*** Opening of SUPPLIED DATA ***

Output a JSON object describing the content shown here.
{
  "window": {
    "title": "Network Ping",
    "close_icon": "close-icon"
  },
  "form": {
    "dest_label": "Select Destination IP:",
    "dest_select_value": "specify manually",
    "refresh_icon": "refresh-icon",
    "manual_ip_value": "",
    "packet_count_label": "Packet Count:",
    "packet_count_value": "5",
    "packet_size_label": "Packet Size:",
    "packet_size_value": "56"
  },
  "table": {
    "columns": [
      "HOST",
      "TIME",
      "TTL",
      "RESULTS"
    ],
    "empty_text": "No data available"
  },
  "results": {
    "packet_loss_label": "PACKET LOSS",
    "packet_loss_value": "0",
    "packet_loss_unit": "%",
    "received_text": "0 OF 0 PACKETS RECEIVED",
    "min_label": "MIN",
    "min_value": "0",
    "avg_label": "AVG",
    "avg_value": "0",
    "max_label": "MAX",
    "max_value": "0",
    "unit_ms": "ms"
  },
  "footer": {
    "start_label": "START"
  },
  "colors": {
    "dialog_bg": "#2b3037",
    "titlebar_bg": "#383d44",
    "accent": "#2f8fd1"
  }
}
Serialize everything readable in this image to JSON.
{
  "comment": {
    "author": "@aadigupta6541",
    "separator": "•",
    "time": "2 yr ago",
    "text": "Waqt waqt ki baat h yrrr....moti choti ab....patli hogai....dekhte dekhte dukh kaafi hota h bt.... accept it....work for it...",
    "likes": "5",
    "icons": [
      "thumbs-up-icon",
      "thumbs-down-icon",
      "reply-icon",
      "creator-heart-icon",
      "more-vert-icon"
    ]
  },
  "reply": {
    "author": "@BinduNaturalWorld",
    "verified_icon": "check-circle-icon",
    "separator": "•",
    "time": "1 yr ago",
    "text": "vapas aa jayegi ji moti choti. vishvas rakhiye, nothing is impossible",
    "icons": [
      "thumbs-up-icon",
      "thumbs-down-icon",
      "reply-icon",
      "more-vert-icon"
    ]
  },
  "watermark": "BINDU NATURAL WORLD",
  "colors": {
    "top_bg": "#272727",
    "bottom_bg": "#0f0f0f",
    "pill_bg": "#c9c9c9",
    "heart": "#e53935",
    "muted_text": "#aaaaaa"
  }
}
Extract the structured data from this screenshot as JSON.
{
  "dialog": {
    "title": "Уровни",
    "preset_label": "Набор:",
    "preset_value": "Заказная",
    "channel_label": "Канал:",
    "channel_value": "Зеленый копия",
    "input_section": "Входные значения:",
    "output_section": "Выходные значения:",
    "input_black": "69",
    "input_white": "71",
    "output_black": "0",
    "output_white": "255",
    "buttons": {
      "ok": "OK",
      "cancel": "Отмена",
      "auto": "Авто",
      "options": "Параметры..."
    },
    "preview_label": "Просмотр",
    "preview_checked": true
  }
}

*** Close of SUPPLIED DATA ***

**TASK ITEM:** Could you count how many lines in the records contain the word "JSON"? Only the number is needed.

**EXERCISE OUTPUT:** 3